The end of the year for an elementary school teacher: a picture story

The end of the school year brings a lot of emotions for any age student. For students, there are feelings of excitement because summer is just around the corner, and feelings of sadness because they are going to miss their favorite teacher. Teachers also have a lot of the same emotions; excitement because summer is just around the corner and feelings of sadness because they’re going to miss their favorite students. Mrs. Golin, a third-grade teacher at Farley Hill Elementary School, said she is one of those teachers. This picture story shows a glimpse of what it’s like as an elementary school teacher on the final days of the year.

boy reading math book

Misconceptions of education, part two: homeschooling

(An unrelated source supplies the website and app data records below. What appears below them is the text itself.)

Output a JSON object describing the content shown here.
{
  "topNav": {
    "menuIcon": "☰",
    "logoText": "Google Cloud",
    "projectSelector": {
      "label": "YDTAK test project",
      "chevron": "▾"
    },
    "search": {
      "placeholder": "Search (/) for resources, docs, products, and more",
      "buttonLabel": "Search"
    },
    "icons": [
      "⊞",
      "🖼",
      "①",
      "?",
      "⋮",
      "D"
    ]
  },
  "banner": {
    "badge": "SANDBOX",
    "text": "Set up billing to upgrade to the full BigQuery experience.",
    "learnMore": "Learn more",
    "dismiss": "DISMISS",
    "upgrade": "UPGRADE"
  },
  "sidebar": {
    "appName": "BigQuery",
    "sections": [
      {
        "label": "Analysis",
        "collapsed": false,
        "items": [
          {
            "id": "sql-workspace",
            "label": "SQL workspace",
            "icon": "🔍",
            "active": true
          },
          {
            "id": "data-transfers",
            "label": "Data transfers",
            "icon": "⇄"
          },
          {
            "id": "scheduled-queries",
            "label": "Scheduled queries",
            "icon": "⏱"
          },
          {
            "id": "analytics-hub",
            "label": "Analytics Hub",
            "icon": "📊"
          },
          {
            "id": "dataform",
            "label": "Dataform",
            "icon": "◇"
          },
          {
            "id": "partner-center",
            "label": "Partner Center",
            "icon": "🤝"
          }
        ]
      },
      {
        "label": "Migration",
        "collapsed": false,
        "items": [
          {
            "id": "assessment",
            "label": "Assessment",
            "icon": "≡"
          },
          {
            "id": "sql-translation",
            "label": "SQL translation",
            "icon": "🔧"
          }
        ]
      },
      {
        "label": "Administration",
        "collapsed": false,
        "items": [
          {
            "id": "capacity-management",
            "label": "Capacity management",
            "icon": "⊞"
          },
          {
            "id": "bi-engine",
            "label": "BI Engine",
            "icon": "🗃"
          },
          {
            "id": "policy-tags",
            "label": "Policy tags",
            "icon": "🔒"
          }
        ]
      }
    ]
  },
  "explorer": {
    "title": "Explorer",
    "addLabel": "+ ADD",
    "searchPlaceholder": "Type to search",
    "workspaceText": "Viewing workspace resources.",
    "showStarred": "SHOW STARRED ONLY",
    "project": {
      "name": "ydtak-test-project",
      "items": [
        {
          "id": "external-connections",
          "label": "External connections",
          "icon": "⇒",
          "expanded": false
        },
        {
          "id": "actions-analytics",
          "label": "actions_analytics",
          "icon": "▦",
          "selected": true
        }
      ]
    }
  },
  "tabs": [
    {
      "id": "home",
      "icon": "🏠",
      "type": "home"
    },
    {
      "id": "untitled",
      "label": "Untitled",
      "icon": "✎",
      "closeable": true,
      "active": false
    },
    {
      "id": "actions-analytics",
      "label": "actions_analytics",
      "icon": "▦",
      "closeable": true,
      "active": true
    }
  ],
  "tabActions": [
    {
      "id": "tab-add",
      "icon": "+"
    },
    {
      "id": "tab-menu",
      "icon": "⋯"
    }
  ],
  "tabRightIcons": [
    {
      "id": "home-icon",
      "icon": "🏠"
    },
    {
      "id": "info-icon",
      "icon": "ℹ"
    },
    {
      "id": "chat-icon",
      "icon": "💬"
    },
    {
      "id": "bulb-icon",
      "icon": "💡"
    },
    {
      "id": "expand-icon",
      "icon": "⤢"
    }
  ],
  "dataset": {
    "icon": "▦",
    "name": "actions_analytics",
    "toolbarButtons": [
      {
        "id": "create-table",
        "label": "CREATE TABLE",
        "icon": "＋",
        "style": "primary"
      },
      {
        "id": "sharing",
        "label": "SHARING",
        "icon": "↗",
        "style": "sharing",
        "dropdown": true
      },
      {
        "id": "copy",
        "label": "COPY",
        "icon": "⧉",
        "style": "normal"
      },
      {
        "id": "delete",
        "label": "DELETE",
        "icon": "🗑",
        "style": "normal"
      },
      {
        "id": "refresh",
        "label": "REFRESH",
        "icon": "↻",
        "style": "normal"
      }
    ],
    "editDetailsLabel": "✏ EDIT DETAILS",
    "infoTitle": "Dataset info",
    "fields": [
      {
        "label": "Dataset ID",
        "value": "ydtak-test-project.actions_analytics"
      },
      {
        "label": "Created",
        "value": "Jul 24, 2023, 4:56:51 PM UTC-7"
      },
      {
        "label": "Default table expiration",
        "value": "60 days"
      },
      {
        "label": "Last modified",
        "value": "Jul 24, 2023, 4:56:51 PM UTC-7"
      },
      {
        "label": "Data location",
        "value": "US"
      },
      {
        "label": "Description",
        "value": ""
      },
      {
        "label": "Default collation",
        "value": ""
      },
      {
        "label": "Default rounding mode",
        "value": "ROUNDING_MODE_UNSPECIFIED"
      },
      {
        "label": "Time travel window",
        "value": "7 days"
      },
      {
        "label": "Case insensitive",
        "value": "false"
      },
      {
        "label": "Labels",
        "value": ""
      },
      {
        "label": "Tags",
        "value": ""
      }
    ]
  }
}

Our education system has a large variety of ideas and practices. Some parents choose to send their children to public schools, some choose private or charter schools, while some parents choose to home school. This is part two of the ‘Misconceptions’ series, chronicling differences in our education system. If you would like to read part one, click here “Misconceptions of Public Schools.” Misconceptions of homeschooling
Sandra Datema and Telly Ryan are two mothers who chose to home-school their children.

boy and teacher reading

Misconceptions of education, part one: public schools

Our education system is changing. With the click of a button, kindergartners can access whatever information they want on the internet. Due to safety becoming a growing priority, signing out your child has seemingly become a ten-step process. Vending machines have been emptied to reduce childhood obesity. Teachers are expected to go back to school to earn their master’s while at the same time taking a pay cut.

student creating a poster

Our education system is rapidly changing

Our students today are learning in an environment that is constantly updating itself. From the research in universities to the new standards in curriculum, teachers are at the forefront in preparing our children for the world that they eventually will be going into.

Mayor Meadows sitting at desk

How East Lansing’s proposal would cut property taxes

On the Nov. 7 ballot, East Lansing City Council is proposing to lower the current property tax rate of 17.56 mills to 13 mills. The property tax proposal comes after proposal A on the Nov. 7 ballot, calling for an income tax increase for residents and non-residents of East Lansing. If the income tax proposal is voted on, then the property tax option would be available.